Gang prevention programs don’t work. It might be surprising to hear this, especially coming from one of the original commissioners on San Diego’s Commission on Gang Prevention and Intervention, but here’s why:
- At best, prevention programs strive for normalcy, nothing greater. If successful, they may stop something from happening, but they do not create new behaviors in place of the old behaviors.
- Typically, prevention programs cast too wide a net. Gang expert Malcolm Klein suggests that such programs cause the issue in question to become perceived as more prevalent than it may actually be, thus normalizing the negative behavior for a larger audience that may not have been otherwise exposed to or affected by the problem.
- At worst, prevention programs provide free advertisement for negative behaviors. Even more detrimental than merely normalizing the issue, this advertisement heightens the very appeal of the negative behavior.
If gang prevention programs, in essence, promote negative behaviors, why do law-abiding communities seek to create so many programs that promote gangs?
An effortless shift in perspective can transform the counterproductive nature of prevention programs by asking one simple question: What should promotion programs actually promote? The list is virtually endless: go to college, support a social cause, volunteer, participate in organized sports, or join clubs at school and in the neighborhood.
In contrast to prevention programs, positive promotion programs are successful because:
- Positive promotion programs strive for individuals to accomplish something that normally would not occur.
- Positive promotion programs offer options where individuals can select activities that best suit their budding interests.
- Positive promotion programs can popularize the appeal of productive behaviors.
For potential and fringe gang members, positive promotion programs are essential to averting criminal, violent behavior by making productive activities socially acceptable among peer circles otherwise vulnerable to the lure of gang lifestyles. Gangs are a default culture where membership is allowed to flourish only when productive activities are not adequately promoted toward its target audiences.
In sum, any program with gang prevention as its premise is doomed to fail.
However, gang prevention will be the product of all promotion programs that popularize productive behaviors.

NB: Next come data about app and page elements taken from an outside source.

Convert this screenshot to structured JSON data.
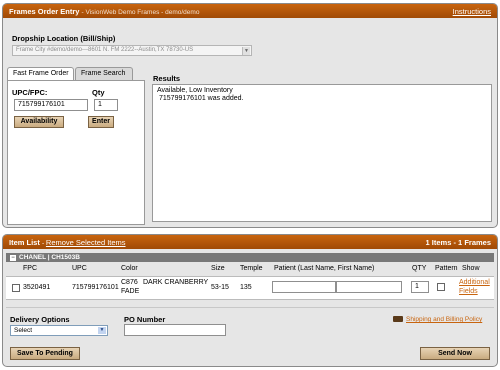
{
  "header": {
    "title": "Frames Order Entry",
    "subtitle": "- VisionWeb Demo Frames - demo/demo",
    "instructions": "Instructions"
  },
  "dropship": {
    "label": "Dropship Location (Bill/Ship)",
    "value": "Frame City #demo/demo---8601 N. FM 2222--Austin,TX 78730-US"
  },
  "tabs": [
    {
      "label": "Fast Frame Order",
      "active": true
    },
    {
      "label": "Frame Search",
      "active": false
    }
  ],
  "fast_order": {
    "upc_label": "UPC/FPC:",
    "qty_label": "Qty",
    "upc_value": "715799176101",
    "qty_value": "1",
    "availability_button": "Availability",
    "enter_button": "Enter"
  },
  "results": {
    "label": "Results",
    "lines": [
      "Available, Low Inventory",
      "715799176101 was added."
    ]
  },
  "item_list": {
    "title": "Item List",
    "remove_link": "Remove Selected Items",
    "summary": "1 Items - 1 Frames",
    "group": "CHANEL | CH1503B",
    "columns": [
      "FPC",
      "UPC",
      "Color",
      "Size",
      "Temple",
      "Patient (Last Name, First Name)",
      "QTY",
      "Pattern",
      "Show"
    ],
    "rows": [
      {
        "fpc": "3520491",
        "upc": "715799176101",
        "color_code": "C876",
        "color_name": "DARK CRANBERRY",
        "color_extra": "FADE",
        "size": "53-15",
        "temple": "135",
        "patient_last": "",
        "patient_first": "",
        "qty": "1",
        "show_link_1": "Additional",
        "show_link_2": "Fields"
      }
    ]
  },
  "delivery": {
    "label": "Delivery Options",
    "selected": "Select"
  },
  "po": {
    "label": "PO Number",
    "value": ""
  },
  "shipping_link": "Shipping and Billing Policy",
  "buttons": {
    "save": "Save To Pending",
    "send": "Send Now"
  },
  "colors": {
    "header_orange": "#b4560a",
    "button_tan": "#d8bf98"
  }
}
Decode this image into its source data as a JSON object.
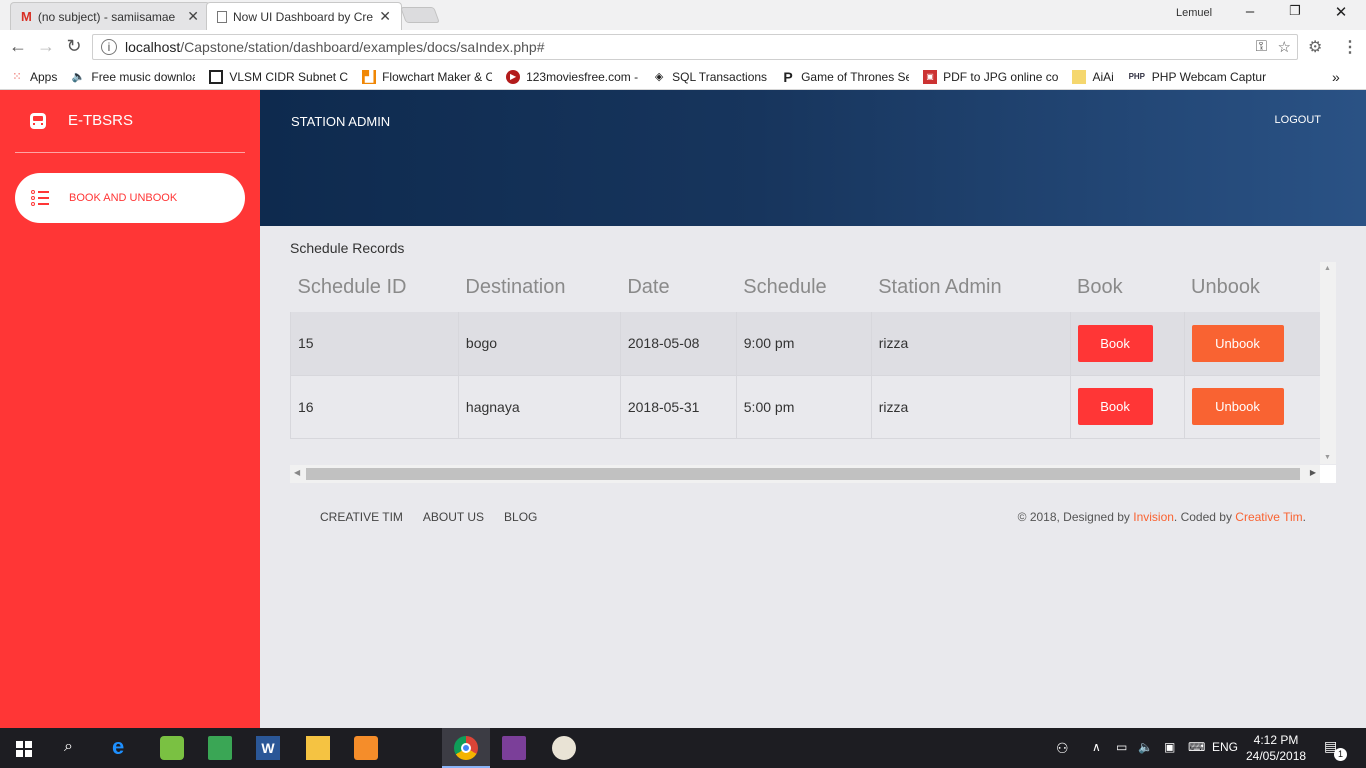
{
  "browser": {
    "tabs": [
      {
        "label": "(no subject) - samiisamae",
        "icon": "gmail-icon"
      },
      {
        "label": "Now UI Dashboard by Cre",
        "icon": "page-icon"
      }
    ],
    "user": "Lemuel",
    "url_host": "localhost",
    "url_path": "/Capstone/station/dashboard/examples/docs/saIndex.php#",
    "bookmarks": [
      {
        "label": "Apps",
        "icon": "apps-grid-icon"
      },
      {
        "label": "Free music download",
        "icon": "speaker-icon"
      },
      {
        "label": "VLSM CIDR Subnet C",
        "icon": "vlsm-icon"
      },
      {
        "label": "Flowchart Maker & O",
        "icon": "flowchart-icon"
      },
      {
        "label": "123moviesfree.com -",
        "icon": "movies-icon"
      },
      {
        "label": "SQL Transactions",
        "icon": "sql-icon"
      },
      {
        "label": "Game of Thrones Se",
        "icon": "p-icon"
      },
      {
        "label": "PDF to JPG online co",
        "icon": "pdf-icon"
      },
      {
        "label": "AiAi",
        "icon": "folder-icon"
      },
      {
        "label": "PHP Webcam Captur",
        "icon": "php-icon"
      }
    ],
    "more": "»"
  },
  "sidebar": {
    "brand": "E-TBSRS",
    "nav_item": "BOOK AND UNBOOK"
  },
  "header": {
    "title": "STATION ADMIN",
    "logout": "LOGOUT"
  },
  "content": {
    "section_title": "Schedule Records",
    "columns": [
      "Schedule ID",
      "Destination",
      "Date",
      "Schedule",
      "Station Admin",
      "Book",
      "Unbook"
    ],
    "rows": [
      {
        "id": "15",
        "destination": "bogo",
        "date": "2018-05-08",
        "schedule": "9:00 pm",
        "admin": "rizza",
        "book": "Book",
        "unbook": "Unbook"
      },
      {
        "id": "16",
        "destination": "hagnaya",
        "date": "2018-05-31",
        "schedule": "5:00 pm",
        "admin": "rizza",
        "book": "Book",
        "unbook": "Unbook"
      }
    ]
  },
  "footer": {
    "links": [
      "CREATIVE TIM",
      "ABOUT US",
      "BLOG"
    ],
    "copy_prefix": "© 2018, Designed by ",
    "designer": "Invision",
    "copy_mid": ". Coded by ",
    "coder": "Creative Tim",
    "copy_suffix": "."
  },
  "taskbar": {
    "time": "4:12 PM",
    "date": "24/05/2018",
    "lang": "ENG",
    "notification_count": "1"
  },
  "colors": {
    "sidebar": "#ff3636",
    "header_dark": "#0e2a4e",
    "accent_orange": "#f96332"
  }
}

Christopher Yanov worked with gang members in the San Diego region from 1996-2001 before starting Reality Changers, a program that targets low-income, inner-city youth and has awarded more scholarships to college bound students than any other single organization in San Diego County for the past three years.